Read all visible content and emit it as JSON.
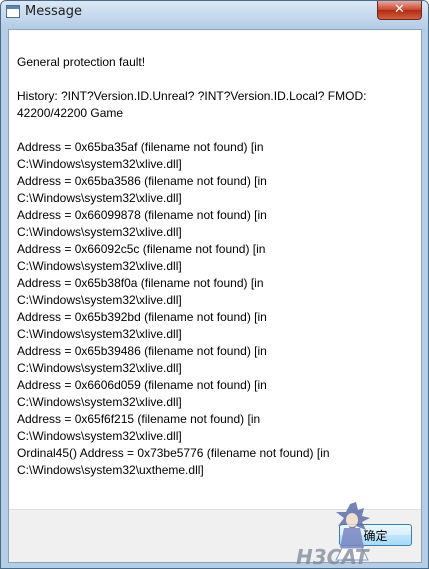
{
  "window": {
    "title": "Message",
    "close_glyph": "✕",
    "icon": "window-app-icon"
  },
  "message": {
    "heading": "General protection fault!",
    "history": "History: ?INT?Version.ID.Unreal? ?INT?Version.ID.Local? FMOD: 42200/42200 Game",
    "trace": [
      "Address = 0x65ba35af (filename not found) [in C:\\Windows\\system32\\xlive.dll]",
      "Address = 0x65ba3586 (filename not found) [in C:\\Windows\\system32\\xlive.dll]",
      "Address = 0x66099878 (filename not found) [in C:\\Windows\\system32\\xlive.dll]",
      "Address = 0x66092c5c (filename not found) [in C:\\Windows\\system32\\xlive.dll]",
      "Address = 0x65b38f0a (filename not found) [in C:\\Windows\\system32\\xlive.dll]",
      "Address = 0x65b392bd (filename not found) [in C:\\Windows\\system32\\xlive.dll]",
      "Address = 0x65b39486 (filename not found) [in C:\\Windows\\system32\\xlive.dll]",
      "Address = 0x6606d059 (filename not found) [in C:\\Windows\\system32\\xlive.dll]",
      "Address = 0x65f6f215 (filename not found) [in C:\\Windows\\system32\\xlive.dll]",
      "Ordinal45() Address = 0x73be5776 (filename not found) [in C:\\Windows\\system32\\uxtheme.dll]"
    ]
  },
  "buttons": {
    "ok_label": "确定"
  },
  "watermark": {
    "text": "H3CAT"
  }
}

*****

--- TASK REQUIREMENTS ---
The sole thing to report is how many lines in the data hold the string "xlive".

--- SOLVED PROBLEM ---
9